[EXERCISE MATERIALS Boundary: Start]

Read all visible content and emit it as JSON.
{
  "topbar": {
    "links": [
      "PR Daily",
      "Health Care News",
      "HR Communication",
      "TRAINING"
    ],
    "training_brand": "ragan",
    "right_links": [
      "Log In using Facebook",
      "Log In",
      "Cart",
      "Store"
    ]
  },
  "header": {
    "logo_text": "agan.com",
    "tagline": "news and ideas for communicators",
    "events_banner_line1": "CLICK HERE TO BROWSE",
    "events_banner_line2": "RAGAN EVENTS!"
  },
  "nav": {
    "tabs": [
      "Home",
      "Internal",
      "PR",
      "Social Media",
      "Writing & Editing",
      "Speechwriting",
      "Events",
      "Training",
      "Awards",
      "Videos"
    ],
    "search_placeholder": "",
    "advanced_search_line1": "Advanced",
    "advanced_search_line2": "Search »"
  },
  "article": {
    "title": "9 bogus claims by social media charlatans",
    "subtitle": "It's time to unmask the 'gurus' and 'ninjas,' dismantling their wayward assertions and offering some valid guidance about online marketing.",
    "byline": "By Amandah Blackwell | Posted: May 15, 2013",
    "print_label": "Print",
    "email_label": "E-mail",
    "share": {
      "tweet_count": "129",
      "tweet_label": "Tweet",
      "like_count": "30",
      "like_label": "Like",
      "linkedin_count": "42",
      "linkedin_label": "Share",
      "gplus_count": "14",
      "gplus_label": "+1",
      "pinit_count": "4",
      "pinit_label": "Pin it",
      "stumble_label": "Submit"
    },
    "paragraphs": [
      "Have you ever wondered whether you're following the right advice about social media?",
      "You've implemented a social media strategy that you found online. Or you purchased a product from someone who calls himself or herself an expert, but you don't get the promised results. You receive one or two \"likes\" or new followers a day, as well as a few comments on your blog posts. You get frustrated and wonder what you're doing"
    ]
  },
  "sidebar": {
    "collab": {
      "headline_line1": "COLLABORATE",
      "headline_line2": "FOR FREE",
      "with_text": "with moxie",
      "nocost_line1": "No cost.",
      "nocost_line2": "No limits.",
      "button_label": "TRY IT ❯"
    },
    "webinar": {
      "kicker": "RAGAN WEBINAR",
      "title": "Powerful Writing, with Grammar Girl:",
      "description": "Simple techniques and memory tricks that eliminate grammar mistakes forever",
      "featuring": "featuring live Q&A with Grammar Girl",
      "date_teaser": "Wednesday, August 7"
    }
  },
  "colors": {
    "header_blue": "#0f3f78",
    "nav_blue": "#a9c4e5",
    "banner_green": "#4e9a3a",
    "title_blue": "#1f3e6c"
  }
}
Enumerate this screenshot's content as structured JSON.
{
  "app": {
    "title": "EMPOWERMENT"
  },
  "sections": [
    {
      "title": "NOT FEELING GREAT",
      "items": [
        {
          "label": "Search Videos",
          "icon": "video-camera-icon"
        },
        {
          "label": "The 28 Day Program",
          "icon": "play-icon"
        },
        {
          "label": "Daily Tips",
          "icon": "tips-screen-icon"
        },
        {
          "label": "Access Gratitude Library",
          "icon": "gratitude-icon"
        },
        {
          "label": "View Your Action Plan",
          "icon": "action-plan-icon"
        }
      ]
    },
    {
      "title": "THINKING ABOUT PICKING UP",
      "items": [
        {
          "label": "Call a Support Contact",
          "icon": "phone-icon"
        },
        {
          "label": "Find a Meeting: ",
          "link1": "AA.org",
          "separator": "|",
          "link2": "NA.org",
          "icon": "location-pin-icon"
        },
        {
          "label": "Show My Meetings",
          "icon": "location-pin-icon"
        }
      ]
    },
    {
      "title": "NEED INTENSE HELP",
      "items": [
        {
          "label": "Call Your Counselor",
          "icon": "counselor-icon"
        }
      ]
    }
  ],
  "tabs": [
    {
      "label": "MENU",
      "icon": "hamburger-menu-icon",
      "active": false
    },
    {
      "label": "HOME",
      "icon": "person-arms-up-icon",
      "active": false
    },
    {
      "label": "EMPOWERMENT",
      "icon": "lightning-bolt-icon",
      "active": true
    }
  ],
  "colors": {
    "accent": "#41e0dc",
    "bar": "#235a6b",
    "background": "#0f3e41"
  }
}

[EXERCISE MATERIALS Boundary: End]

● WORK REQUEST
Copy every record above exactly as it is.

● EXPECTED OUTPUT
Read all visible content and emit it as JSON.
{
  "topbar": {
    "links": [
      "PR Daily",
      "Health Care News",
      "HR Communication",
      "TRAINING"
    ],
    "training_brand": "ragan",
    "right_links": [
      "Log In using Facebook",
      "Log In",
      "Cart",
      "Store"
    ]
  },
  "header": {
    "logo_text": "agan.com",
    "tagline": "news and ideas for communicators",
    "events_banner_line1": "CLICK HERE TO BROWSE",
    "events_banner_line2": "RAGAN EVENTS!"
  },
  "nav": {
    "tabs": [
      "Home",
      "Internal",
      "PR",
      "Social Media",
      "Writing & Editing",
      "Speechwriting",
      "Events",
      "Training",
      "Awards",
      "Videos"
    ],
    "search_placeholder": "",
    "advanced_search_line1": "Advanced",
    "advanced_search_line2": "Search »"
  },
  "article": {
    "title": "9 bogus claims by social media charlatans",
    "subtitle": "It's time to unmask the 'gurus' and 'ninjas,' dismantling their wayward assertions and offering some valid guidance about online marketing.",
    "byline": "By Amandah Blackwell | Posted: May 15, 2013",
    "print_label": "Print",
    "email_label": "E-mail",
    "share": {
      "tweet_count": "129",
      "tweet_label": "Tweet",
      "like_count": "30",
      "like_label": "Like",
      "linkedin_count": "42",
      "linkedin_label": "Share",
      "gplus_count": "14",
      "gplus_label": "+1",
      "pinit_count": "4",
      "pinit_label": "Pin it",
      "stumble_label": "Submit"
    },
    "paragraphs": [
      "Have you ever wondered whether you're following the right advice about social media?",
      "You've implemented a social media strategy that you found online. Or you purchased a product from someone who calls himself or herself an expert, but you don't get the promised results. You receive one or two \"likes\" or new followers a day, as well as a few comments on your blog posts. You get frustrated and wonder what you're doing"
    ]
  },
  "sidebar": {
    "collab": {
      "headline_line1": "COLLABORATE",
      "headline_line2": "FOR FREE",
      "with_text": "with moxie",
      "nocost_line1": "No cost.",
      "nocost_line2": "No limits.",
      "button_label": "TRY IT ❯"
    },
    "webinar": {
      "kicker": "RAGAN WEBINAR",
      "title": "Powerful Writing, with Grammar Girl:",
      "description": "Simple techniques and memory tricks that eliminate grammar mistakes forever",
      "featuring": "featuring live Q&A with Grammar Girl",
      "date_teaser": "Wednesday, August 7"
    }
  },
  "colors": {
    "header_blue": "#0f3f78",
    "nav_blue": "#a9c4e5",
    "banner_green": "#4e9a3a",
    "title_blue": "#1f3e6c"
  }
}
Enumerate this screenshot's content as structured JSON.
{
  "app": {
    "title": "EMPOWERMENT"
  },
  "sections": [
    {
      "title": "NOT FEELING GREAT",
      "items": [
        {
          "label": "Search Videos",
          "icon": "video-camera-icon"
        },
        {
          "label": "The 28 Day Program",
          "icon": "play-icon"
        },
        {
          "label": "Daily Tips",
          "icon": "tips-screen-icon"
        },
        {
          "label": "Access Gratitude Library",
          "icon": "gratitude-icon"
        },
        {
          "label": "View Your Action Plan",
          "icon": "action-plan-icon"
        }
      ]
    },
    {
      "title": "THINKING ABOUT PICKING UP",
      "items": [
        {
          "label": "Call a Support Contact",
          "icon": "phone-icon"
        },
        {
          "label": "Find a Meeting: ",
          "link1": "AA.org",
          "separator": "|",
          "link2": "NA.org",
          "icon": "location-pin-icon"
        },
        {
          "label": "Show My Meetings",
          "icon": "location-pin-icon"
        }
      ]
    },
    {
      "title": "NEED INTENSE HELP",
      "items": [
        {
          "label": "Call Your Counselor",
          "icon": "counselor-icon"
        }
      ]
    }
  ],
  "tabs": [
    {
      "label": "MENU",
      "icon": "hamburger-menu-icon",
      "active": false
    },
    {
      "label": "HOME",
      "icon": "person-arms-up-icon",
      "active": false
    },
    {
      "label": "EMPOWERMENT",
      "icon": "lightning-bolt-icon",
      "active": true
    }
  ],
  "colors": {
    "accent": "#41e0dc",
    "bar": "#235a6b",
    "background": "#0f3e41"
  }
}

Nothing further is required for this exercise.